to last yearís Tom Savage and T.J. Yates level. The team signed
Weeden in March as Watsonís backup and he hasnít thrown a pass
since 2015. He was last on the Titans roster and they chose Blaine
Gabbert over Weeden! Remember when he replaced Romo is Dallas?
The other two are training camp arms.
Allen, San Diego (Rank No. 7) Ė I love Allen, but I
donít trust him. Heís injury-prone. Heís never started 16 games
in a season. He was a volume receiver last season, setting career
highs in targets, receptions, and yards, but caught just 64.2%
of his attempts. Will he get the same number of looks this season?
Probably. But Mike Williams, their 2017 first-round pick did little

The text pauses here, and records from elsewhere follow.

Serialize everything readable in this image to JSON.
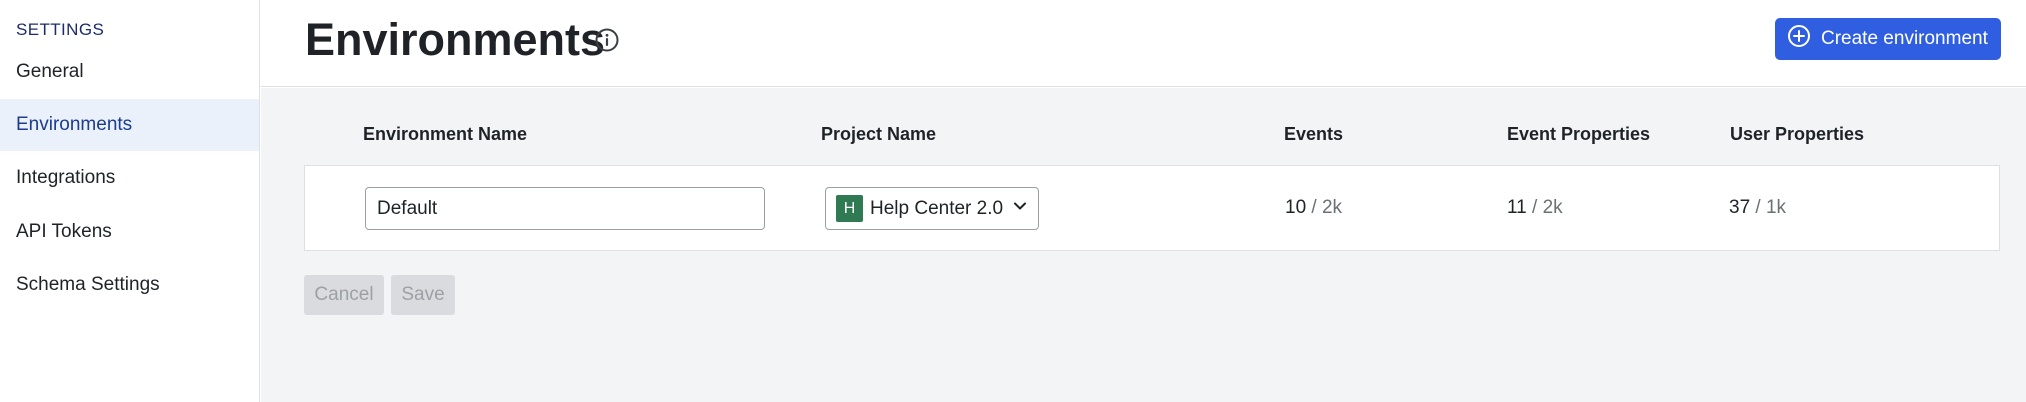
{
  "sidebar": {
    "heading": "SETTINGS",
    "items": [
      {
        "label": "General",
        "active": false
      },
      {
        "label": "Environments",
        "active": true
      },
      {
        "label": "Integrations",
        "active": false
      },
      {
        "label": "API Tokens",
        "active": false
      },
      {
        "label": "Schema Settings",
        "active": false
      }
    ]
  },
  "header": {
    "title": "Environments",
    "info_icon": "info-circle-icon",
    "create_button": {
      "label": "Create environment",
      "icon": "plus-circle-icon"
    }
  },
  "table": {
    "columns": [
      "Environment Name",
      "Project Name",
      "Events",
      "Event Properties",
      "User Properties"
    ],
    "rows": [
      {
        "environment_name": "Default",
        "project": {
          "initial": "H",
          "name": "Help Center 2.0"
        },
        "events": {
          "used": "10",
          "limit": "2k"
        },
        "event_properties": {
          "used": "11",
          "limit": "2k"
        },
        "user_properties": {
          "used": "37",
          "limit": "1k"
        }
      }
    ]
  },
  "actions": {
    "cancel_label": "Cancel",
    "save_label": "Save"
  },
  "colors": {
    "accent": "#2f5fe0",
    "active_nav_bg": "#eaf1fb",
    "project_avatar": "#2f7a53",
    "main_bg": "#f3f4f6"
  }
}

last season due to injury and should see a lot more than the 23
targets he saw in 2017. They also have capable receivers in Tyrell
Williams and speedster Travis Benjamin. The loss of TE Hunter
Henry to injury and Antonio Gates to retirement should help, but
Iím still concerned.
Hill, Kansas City (Rank No. 9) - Despite last
yearís success, I donít trust Hill. Itís hard to trust a ďhome
run hitterĒ like Hill who doesnít get red zone touchdowns. In
fact, last season he ranked seventh on the Chiefs in red zone
targets with just five. He did score eight times (once as a punt
returner) and all of them were from at least 30 yards out and
averaged 58 yards. Thatís hard to duplicate. And he wonít be catching
passes from veteran Alex Smith, it will be Pat Mahomes with one
Evans, Tampa Bay (Rank No. 10) Ė Was 2017 an
aberration? I think so. On the other hand, his targets were down
21%. His catch percentage dropped from 56.1% to 52.2%. Evansí
touchdown history has always been undependable. He has two seasons
of 12 TD passes and two poor seasons (3 and 5). With DeSean Jackson,
Adam Humphries, an improving Chris Godwin and a tight end who
can catch (O.J. Howard), there is a chance that Evans will never
see 140+ targets again.
Cooper, Oakland (Rank No. 13) Ė His fall from
star to subpar was meteoric. If you take out his one great game
(11-210-2 against KC in Week 7), Cooper managed just 37 catches
for 470 yards and five touchdowns in 13 games. Thatís not elite.
Thatís not good. Thatís not even mediocre. I canít trust that
he and Derek Carr will find ďitĒ again.
Hilton (Rank No. 15) Ė Ha-ha! Hilton is the
very definition of boom or bust. Four games averaging 151 yards
and 13 games averaging 28 yards. Nothing trustworthy about those
numbers. Call me after we see Andrew Luck throw the ball with
authority. And if that doesnít happen in preseason you should
Robinson (Rank No. 16) Ė Robinson will never
repeat his 2015 season (80-1400-14). Erase that from your mind.
If healthy (he missed almost all of 2017 with an ACL tear), he
could produce close to 1,000 yards as the Bearsí No.1 wideout
option. But I have many questions about QB Mitch Trubisky, so
I canít simply trust Robinson.
Thomas, Denver (Rank No. 17) Ė I trust Thomas
will improve on last season’s totals (83-949-5), but I don’t
trust Case Keenum, so I don’t believe Thomas will ever reproduce
his 2012-2015 production level (averaged 100-1446-10). The Broncos
drafted two wide receivers last April (Courtland Sutton and DaeSean
Hamilton), so perhaps they don’t trust Thomas and/or Emmanuel
Steve Schwarz served as the fantasy sports editor of The Sports Network and is the 2014 FSWA Football Writer of the Year.